Inside Masala Indian Restaurant’s kitchen, chefs infuse a savory mix of spices, or masala, into their halal and kosher Indian dishes. They roast marinated bits of chicken and skewers of minced lamb in a tandoor-style clay oven, and bake eight types of indian bread whenever the absorbent accompaniments are ordered by customers or demanded by a booming voice in the sky. Other table-toppers include more than a dozen vegetarian dishes brimming with fresh vegetables, homemade cheese, and lentils.
The tandoori clay oven is the centerpiece of Guru India Restaurant’s kitchen. Its intense heat seals in the flavors of chicken marinated in yogurt, spices, and herbs. The oven is also responsible for a medley of traditional Indian breads stuffed with onion, garlic, potatoes, and even cheese made in-house. Nearly 20 vegetarian dishes round out the menu; try the saag chole, a mixture of chickpeas and spinach simmered in a tomato and cream sauce.
Inside a sizzling tandoor oven, naan, paratha, and roti soak in the heat until they start to take on a slight char. 4 Spice Indian Cuisine's chefs then pull them out of the oven, serving them hot as an accompaniment to authentic tandoori meats and curries. Vegetarian options abound as well, from palek paneer and channa masala to vegetable samosas, all of which can be washed down with the cool, fresh flavors of a mango lassi.
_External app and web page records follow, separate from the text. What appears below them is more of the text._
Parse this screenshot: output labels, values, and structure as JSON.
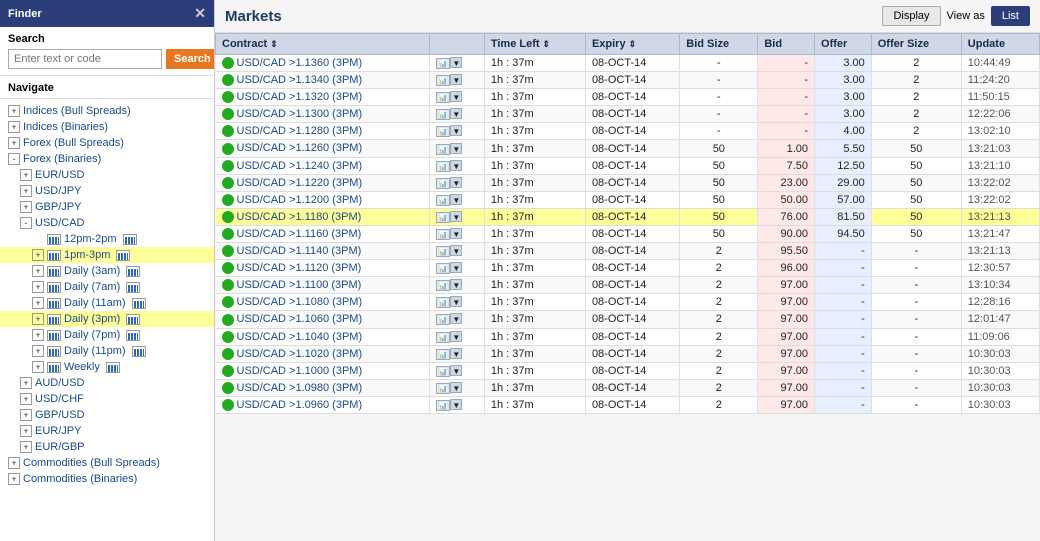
{
  "sidebar": {
    "title": "Finder",
    "close_label": "✕",
    "search": {
      "label": "Search",
      "placeholder": "Enter text or code",
      "button_label": "Search"
    },
    "navigate_label": "Navigate",
    "nav_items": [
      {
        "id": "indices-bull",
        "label": "Indices (Bull Spreads)",
        "indent": 0,
        "expander": "+",
        "highlighted": false
      },
      {
        "id": "indices-bin",
        "label": "Indices (Binaries)",
        "indent": 0,
        "expander": "+",
        "highlighted": false
      },
      {
        "id": "forex-bull",
        "label": "Forex (Bull Spreads)",
        "indent": 0,
        "expander": "+",
        "highlighted": false
      },
      {
        "id": "forex-bin",
        "label": "Forex (Binaries)",
        "indent": 0,
        "expander": "-",
        "highlighted": false
      },
      {
        "id": "eur-usd",
        "label": "EUR/USD",
        "indent": 1,
        "expander": "+",
        "highlighted": false
      },
      {
        "id": "usd-jpy",
        "label": "USD/JPY",
        "indent": 1,
        "expander": "+",
        "highlighted": false
      },
      {
        "id": "gbp-jpy",
        "label": "GBP/JPY",
        "indent": 1,
        "expander": "+",
        "highlighted": false
      },
      {
        "id": "usd-cad",
        "label": "USD/CAD",
        "indent": 1,
        "expander": "-",
        "highlighted": false
      },
      {
        "id": "12pm-2pm",
        "label": "12pm-2pm",
        "indent": 2,
        "expander": null,
        "highlighted": false,
        "has_chart": true
      },
      {
        "id": "1pm-3pm",
        "label": "1pm-3pm",
        "indent": 2,
        "expander": "+",
        "highlighted": true,
        "has_chart": true
      },
      {
        "id": "daily-3am",
        "label": "Daily (3am)",
        "indent": 2,
        "expander": "+",
        "highlighted": false,
        "has_chart": true
      },
      {
        "id": "daily-7am",
        "label": "Daily (7am)",
        "indent": 2,
        "expander": "+",
        "highlighted": false,
        "has_chart": true
      },
      {
        "id": "daily-11am",
        "label": "Daily (11am)",
        "indent": 2,
        "expander": "+",
        "highlighted": false,
        "has_chart": true
      },
      {
        "id": "daily-3pm",
        "label": "Daily (3pm)",
        "indent": 2,
        "expander": "+",
        "highlighted": true,
        "has_chart": true
      },
      {
        "id": "daily-7pm",
        "label": "Daily (7pm)",
        "indent": 2,
        "expander": "+",
        "highlighted": false,
        "has_chart": true
      },
      {
        "id": "daily-11pm",
        "label": "Daily (11pm)",
        "indent": 2,
        "expander": "+",
        "highlighted": false,
        "has_chart": true
      },
      {
        "id": "weekly",
        "label": "Weekly",
        "indent": 2,
        "expander": "+",
        "highlighted": false,
        "has_chart": true
      },
      {
        "id": "aud-usd",
        "label": "AUD/USD",
        "indent": 1,
        "expander": "+",
        "highlighted": false
      },
      {
        "id": "usd-chf",
        "label": "USD/CHF",
        "indent": 1,
        "expander": "+",
        "highlighted": false
      },
      {
        "id": "gbp-usd",
        "label": "GBP/USD",
        "indent": 1,
        "expander": "+",
        "highlighted": false
      },
      {
        "id": "eur-jpy",
        "label": "EUR/JPY",
        "indent": 1,
        "expander": "+",
        "highlighted": false
      },
      {
        "id": "eur-gbp",
        "label": "EUR/GBP",
        "indent": 1,
        "expander": "+",
        "highlighted": false
      },
      {
        "id": "commodities-bull",
        "label": "Commodities (Bull Spreads)",
        "indent": 0,
        "expander": "+",
        "highlighted": false
      },
      {
        "id": "commodities-bin",
        "label": "Commodities (Binaries)",
        "indent": 0,
        "expander": "+",
        "highlighted": false
      }
    ]
  },
  "main": {
    "title": "Markets",
    "display_label": "Display",
    "view_as_label": "View as",
    "list_label": "List",
    "columns": [
      {
        "id": "contract",
        "label": "Contract",
        "sortable": true
      },
      {
        "id": "icons",
        "label": "",
        "sortable": false
      },
      {
        "id": "timeleft",
        "label": "Time Left",
        "sortable": true
      },
      {
        "id": "expiry",
        "label": "Expiry",
        "sortable": true
      },
      {
        "id": "bidsize",
        "label": "Bid Size",
        "sortable": false
      },
      {
        "id": "bid",
        "label": "Bid",
        "sortable": false
      },
      {
        "id": "offer",
        "label": "Offer",
        "sortable": false
      },
      {
        "id": "offersize",
        "label": "Offer Size",
        "sortable": false
      },
      {
        "id": "update",
        "label": "Update",
        "sortable": false
      }
    ],
    "rows": [
      {
        "contract": "USD/CAD >1.1360 (3PM)",
        "timeleft": "1h : 37m",
        "expiry": "08-OCT-14",
        "bidsize": "-",
        "bid": "-",
        "offer": "3.00",
        "offersize": "2",
        "update": "10:44:49",
        "highlighted": false
      },
      {
        "contract": "USD/CAD >1.1340 (3PM)",
        "timeleft": "1h : 37m",
        "expiry": "08-OCT-14",
        "bidsize": "-",
        "bid": "-",
        "offer": "3.00",
        "offersize": "2",
        "update": "11:24:20",
        "highlighted": false
      },
      {
        "contract": "USD/CAD >1.1320 (3PM)",
        "timeleft": "1h : 37m",
        "expiry": "08-OCT-14",
        "bidsize": "-",
        "bid": "-",
        "offer": "3.00",
        "offersize": "2",
        "update": "11:50:15",
        "highlighted": false
      },
      {
        "contract": "USD/CAD >1.1300 (3PM)",
        "timeleft": "1h : 37m",
        "expiry": "08-OCT-14",
        "bidsize": "-",
        "bid": "-",
        "offer": "3.00",
        "offersize": "2",
        "update": "12:22:06",
        "highlighted": false
      },
      {
        "contract": "USD/CAD >1.1280 (3PM)",
        "timeleft": "1h : 37m",
        "expiry": "08-OCT-14",
        "bidsize": "-",
        "bid": "-",
        "offer": "4.00",
        "offersize": "2",
        "update": "13:02:10",
        "highlighted": false
      },
      {
        "contract": "USD/CAD >1.1260 (3PM)",
        "timeleft": "1h : 37m",
        "expiry": "08-OCT-14",
        "bidsize": "50",
        "bid": "1.00",
        "offer": "5.50",
        "offersize": "50",
        "update": "13:21:03",
        "highlighted": false
      },
      {
        "contract": "USD/CAD >1.1240 (3PM)",
        "timeleft": "1h : 37m",
        "expiry": "08-OCT-14",
        "bidsize": "50",
        "bid": "7.50",
        "offer": "12.50",
        "offersize": "50",
        "update": "13:21:10",
        "highlighted": false
      },
      {
        "contract": "USD/CAD >1.1220 (3PM)",
        "timeleft": "1h : 37m",
        "expiry": "08-OCT-14",
        "bidsize": "50",
        "bid": "23.00",
        "offer": "29.00",
        "offersize": "50",
        "update": "13:22:02",
        "highlighted": false
      },
      {
        "contract": "USD/CAD >1.1200 (3PM)",
        "timeleft": "1h : 37m",
        "expiry": "08-OCT-14",
        "bidsize": "50",
        "bid": "50.00",
        "offer": "57.00",
        "offersize": "50",
        "update": "13:22:02",
        "highlighted": false
      },
      {
        "contract": "USD/CAD >1.1180 (3PM)",
        "timeleft": "1h : 37m",
        "expiry": "08-OCT-14",
        "bidsize": "50",
        "bid": "76.00",
        "offer": "81.50",
        "offersize": "50",
        "update": "13:21:13",
        "highlighted": true
      },
      {
        "contract": "USD/CAD >1.1160 (3PM)",
        "timeleft": "1h : 37m",
        "expiry": "08-OCT-14",
        "bidsize": "50",
        "bid": "90.00",
        "offer": "94.50",
        "offersize": "50",
        "update": "13:21:47",
        "highlighted": false
      },
      {
        "contract": "USD/CAD >1.1140 (3PM)",
        "timeleft": "1h : 37m",
        "expiry": "08-OCT-14",
        "bidsize": "2",
        "bid": "95.50",
        "offer": "-",
        "offersize": "-",
        "update": "13:21:13",
        "highlighted": false
      },
      {
        "contract": "USD/CAD >1.1120 (3PM)",
        "timeleft": "1h : 37m",
        "expiry": "08-OCT-14",
        "bidsize": "2",
        "bid": "96.00",
        "offer": "-",
        "offersize": "-",
        "update": "12:30:57",
        "highlighted": false
      },
      {
        "contract": "USD/CAD >1.1100 (3PM)",
        "timeleft": "1h : 37m",
        "expiry": "08-OCT-14",
        "bidsize": "2",
        "bid": "97.00",
        "offer": "-",
        "offersize": "-",
        "update": "13:10:34",
        "highlighted": false
      },
      {
        "contract": "USD/CAD >1.1080 (3PM)",
        "timeleft": "1h : 37m",
        "expiry": "08-OCT-14",
        "bidsize": "2",
        "bid": "97.00",
        "offer": "-",
        "offersize": "-",
        "update": "12:28:16",
        "highlighted": false
      },
      {
        "contract": "USD/CAD >1.1060 (3PM)",
        "timeleft": "1h : 37m",
        "expiry": "08-OCT-14",
        "bidsize": "2",
        "bid": "97.00",
        "offer": "-",
        "offersize": "-",
        "update": "12:01:47",
        "highlighted": false
      },
      {
        "contract": "USD/CAD >1.1040 (3PM)",
        "timeleft": "1h : 37m",
        "expiry": "08-OCT-14",
        "bidsize": "2",
        "bid": "97.00",
        "offer": "-",
        "offersize": "-",
        "update": "11:09:06",
        "highlighted": false
      },
      {
        "contract": "USD/CAD >1.1020 (3PM)",
        "timeleft": "1h : 37m",
        "expiry": "08-OCT-14",
        "bidsize": "2",
        "bid": "97.00",
        "offer": "-",
        "offersize": "-",
        "update": "10:30:03",
        "highlighted": false
      },
      {
        "contract": "USD/CAD >1.1000 (3PM)",
        "timeleft": "1h : 37m",
        "expiry": "08-OCT-14",
        "bidsize": "2",
        "bid": "97.00",
        "offer": "-",
        "offersize": "-",
        "update": "10:30:03",
        "highlighted": false
      },
      {
        "contract": "USD/CAD >1.0980 (3PM)",
        "timeleft": "1h : 37m",
        "expiry": "08-OCT-14",
        "bidsize": "2",
        "bid": "97.00",
        "offer": "-",
        "offersize": "-",
        "update": "10:30:03",
        "highlighted": false
      },
      {
        "contract": "USD/CAD >1.0960 (3PM)",
        "timeleft": "1h : 37m",
        "expiry": "08-OCT-14",
        "bidsize": "2",
        "bid": "97.00",
        "offer": "-",
        "offersize": "-",
        "update": "10:30:03",
        "highlighted": false
      }
    ]
  }
}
Sitar Indian Cuisine’s head chef dedicated more than 40 years to the mastery of Indian cooking, resulting in a menu that adroitly melds classic recipes with innovative variations. Many of the entrees are fired using traditional cooking equipment, such as a clay oven, an Indian iron skillet, or an aging phoenix. The full menu lists an assortment of vegetarian dishes along with house curry specialties with chicken, lamb, and seafood. During lunch, the eatery stocks an all-you-can-eat buffet brimming with aromatic dishes and tangy chutneys. Sitar’s beer list offers American brews and those imported from India such as Flying Horse, Taj Mahal, and Kingfisher.